The poems printed here were selected from Linda Larson’s most recent book, Rise and Shine, published by Wilderness House Press. Larson writes with exquisite talent and soul. She reaches into her past to give the reader stunning portraits of a kaleidoscope of feelings and situations, from a doorway in Cambridge on a cold winter night to a childhood summer vacation on a Mississippi farm. Her art is wonderful and varied.
Larson was born in the Midwest but spent a great deal of her childhood and a decade of her adult life in Madison County, Mississippi, where she worked as a feature writer for two progressive weeklies, The Capitol Reporter and The Jackson Advocate. You can taste the southern flavor in her poems.
She moved to the Boston area in 1985 and was the editor of Spare Change News from 1997 to 2002, where a friend gave her the support and encouragement she needed to pursue publication of her poems. Ironically, while in a poetry seminar at John’s Hopkins University in 1970, where she earned her master’s degree, she was told she had a “tin ear” and “no soul” and would never be a poet. Larson’s art, her wonderful way with language, has not come easily. She has overcome many barriers to success and deserves recognition for her efforts.

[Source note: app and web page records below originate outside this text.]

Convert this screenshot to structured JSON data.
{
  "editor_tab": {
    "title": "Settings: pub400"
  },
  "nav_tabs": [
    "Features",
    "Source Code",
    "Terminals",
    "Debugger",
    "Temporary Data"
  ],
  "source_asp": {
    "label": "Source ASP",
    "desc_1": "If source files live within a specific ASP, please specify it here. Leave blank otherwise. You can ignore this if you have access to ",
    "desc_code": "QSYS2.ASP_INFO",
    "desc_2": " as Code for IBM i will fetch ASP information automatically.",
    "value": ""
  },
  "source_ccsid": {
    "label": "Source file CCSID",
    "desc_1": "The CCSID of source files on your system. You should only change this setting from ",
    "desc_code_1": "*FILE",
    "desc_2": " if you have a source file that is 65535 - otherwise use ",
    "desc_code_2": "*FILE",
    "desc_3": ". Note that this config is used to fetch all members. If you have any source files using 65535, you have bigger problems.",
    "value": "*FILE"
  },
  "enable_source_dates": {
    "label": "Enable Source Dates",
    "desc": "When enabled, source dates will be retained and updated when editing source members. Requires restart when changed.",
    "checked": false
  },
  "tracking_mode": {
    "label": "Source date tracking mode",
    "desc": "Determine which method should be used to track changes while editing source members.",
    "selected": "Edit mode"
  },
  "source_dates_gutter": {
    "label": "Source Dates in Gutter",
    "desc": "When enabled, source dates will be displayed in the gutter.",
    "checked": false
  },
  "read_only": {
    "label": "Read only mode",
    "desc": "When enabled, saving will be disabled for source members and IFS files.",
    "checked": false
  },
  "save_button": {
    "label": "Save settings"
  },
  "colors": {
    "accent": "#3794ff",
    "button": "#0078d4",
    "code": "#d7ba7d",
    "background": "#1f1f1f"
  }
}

Larson has spent most of her life in a personal struggle with schizophrenia, which brought her to a life of addiction and homelessness. Her poem, Nightshade, documents this period in her life, when she slept in doorways and worse. But, in 1989, Clozapine was approved for the treatment of severe schizophrenia and Linda’s symptoms were controlled. She was finally able to begin the journey to recovery from addiction and homelessness.
Since then, Linda has not only attained the dream of publishing her work but has shared her personal story of recovery, giving hope and inspiration to countless others who are trying to overcome serious mental illness. She has been recognized by both houses of the Massachusetts Legislature and the Massachusetts Mental Health Center in honor of her work with people in recovery.
It’s fitting that Larson is celebrated on the poetry page of Spare Change News, a tradition she helped initiate. She was an active contributor to the paper for about a decade, from shortly after its beginnings in 1992 until 2002.
Larson has published three books of poetry. Her first book, Washing the Stones, was published in 2007 by Ibbetson Street Press; a second book, Mississippi Poems, was published in 2011 by ISCS Press. These books and her current work, Rise and Shine, are available at Grollier’s Poetry Shop in Harvard Square.
By Linda Larson
A night on the streets is full of surprises that don’t suit you
and gifts you can’t return. I find myself on my own at
dusk in scenic, drug-ridden Central Square, in need of a
bed, a meal and some Wild Irish Rose.
One ill-kept secret of the streets is the smell of shoes worn
24/7. Whether I am slipping onto a barstool at Sullivan’s
Tap on the arm of a white-haired old gentleman flashing
a wad of twenties and me, or kneeling beside the
communion rail, the putrid rot of my shoes is a shout-
out to predators, ‘This woman is homeless, helpless.’
Couch surfing is over-rated. It starts out fine. I have some
money from stemming to share with friends who are
getting high. It’s going to be a deathly cold night outside
In the wee hours there comes a chance for me to bring in
some money. “Be nice to this guy,” my pals tell me.
“He likes you and look he’s spending money. He’ll get
you high. He’ll get all of us high.”
It’s not a choice for me to go back to where I was living
unless I want yet another pair of black eyes. I tell
everyone I’m fine, they’re only shiners. I laugh it off.
I’m a raccoon.
If I had it in me to kill him, I would.
It’s 5:30 in the morning. I am out on the street feeling lucky
to be outside in the fresh air. I would feel luckier if I had
made it out with my jacket. There is enough change in
my pocket for a large coffee regular . . .enough to buy me
a seat in a warm place until the streets fill up and I can
stem for more. It’s so cold outside the passersby on the
street won’t want to stop and fill the jangle in my cup.
My bones ache.